Quebec leads the nation in eating at full-service restaurants. Monthly receipts for these sit-down establishments in Quebec are 40 to 50 per cent higher than at limited-service offerings like fast-food joints, takeout restaurants and delivery.
Like so many other socio-economic phenomena in Canada, this puts la belle province at odds with most of the other provinces. Over the last decade, for example, fast-food outlets have outshone full-service restaurants in Ontario.
Only 28 per cent of restaurants in Quebec are part of a chain. In Ontario, it's 41 per cent, according to François Meunier, vice-president of public affairs for the Association des restaurateurs du Québec, a coalition of mostly independent restaurants.
The Canadian average, he added, is 37 per cent.
Meunier provides some murky, difficult-to-prove theories as to why Quebecers have less love for quick-service chains. The industry rep postulates, simply, that "It certainly has to do with our European origins" and "We have always looked down on the restaurant chain model because it's American." This is tough, if not impossible, to prove.

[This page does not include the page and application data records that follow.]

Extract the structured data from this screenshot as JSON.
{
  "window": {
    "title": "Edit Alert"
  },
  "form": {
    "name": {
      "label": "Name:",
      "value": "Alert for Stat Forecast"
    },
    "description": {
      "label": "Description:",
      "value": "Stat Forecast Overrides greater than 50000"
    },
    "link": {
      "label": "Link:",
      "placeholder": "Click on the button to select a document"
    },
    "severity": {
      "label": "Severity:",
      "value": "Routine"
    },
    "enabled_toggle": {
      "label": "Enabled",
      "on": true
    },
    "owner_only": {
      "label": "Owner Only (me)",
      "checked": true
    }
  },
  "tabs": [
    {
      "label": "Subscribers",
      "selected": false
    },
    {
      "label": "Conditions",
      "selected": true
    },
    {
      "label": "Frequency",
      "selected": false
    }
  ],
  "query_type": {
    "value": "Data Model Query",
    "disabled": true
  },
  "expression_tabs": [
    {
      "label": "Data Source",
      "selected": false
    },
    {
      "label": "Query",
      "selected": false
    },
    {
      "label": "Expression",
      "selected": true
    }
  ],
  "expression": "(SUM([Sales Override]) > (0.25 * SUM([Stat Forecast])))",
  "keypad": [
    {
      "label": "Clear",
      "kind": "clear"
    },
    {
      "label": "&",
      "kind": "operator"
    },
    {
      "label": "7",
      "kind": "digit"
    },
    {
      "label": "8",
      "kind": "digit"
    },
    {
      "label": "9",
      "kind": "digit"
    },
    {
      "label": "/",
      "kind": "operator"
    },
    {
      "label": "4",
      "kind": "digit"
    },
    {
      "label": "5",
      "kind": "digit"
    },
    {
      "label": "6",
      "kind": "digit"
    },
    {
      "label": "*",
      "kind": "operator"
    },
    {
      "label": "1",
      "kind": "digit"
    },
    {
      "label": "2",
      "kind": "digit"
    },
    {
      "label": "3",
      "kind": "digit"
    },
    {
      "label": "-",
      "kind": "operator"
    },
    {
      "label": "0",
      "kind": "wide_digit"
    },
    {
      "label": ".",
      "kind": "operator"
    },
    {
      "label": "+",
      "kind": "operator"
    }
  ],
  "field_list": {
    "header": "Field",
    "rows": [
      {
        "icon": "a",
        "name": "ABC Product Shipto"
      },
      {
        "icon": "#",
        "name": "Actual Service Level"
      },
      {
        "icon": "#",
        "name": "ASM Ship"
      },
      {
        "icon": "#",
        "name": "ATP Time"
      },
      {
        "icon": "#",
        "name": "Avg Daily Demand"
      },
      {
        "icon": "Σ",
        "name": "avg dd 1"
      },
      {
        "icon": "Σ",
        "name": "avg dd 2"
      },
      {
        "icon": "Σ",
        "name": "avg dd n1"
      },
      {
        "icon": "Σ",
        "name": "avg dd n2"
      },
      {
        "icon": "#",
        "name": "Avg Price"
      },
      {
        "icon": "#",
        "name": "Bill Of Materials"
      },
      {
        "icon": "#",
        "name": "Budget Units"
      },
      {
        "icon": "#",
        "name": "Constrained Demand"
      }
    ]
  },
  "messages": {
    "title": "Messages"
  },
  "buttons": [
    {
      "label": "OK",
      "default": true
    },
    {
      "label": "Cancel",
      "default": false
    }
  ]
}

And before anyone gets too smug, it is important to note that Statistics Canada designates cookie-cutter chains like St-Hubert, Scores, Normandin, ZIBO! and Houston Avenue Bar & Grill as full-service restaurants. The data is imperfect for those who want to draw conclusions about supposed Québécois sophistication, in other words.
Still, one topic the article avoids is obesity rates in Canada. As it turns out, Quebec, along with British Columbia, has the lowest rates of obesity in the country. New Brunswick, on the other hand, where the ratio of fast-food restaurants trumps the rest of Canada, is the fattest province. Correlation?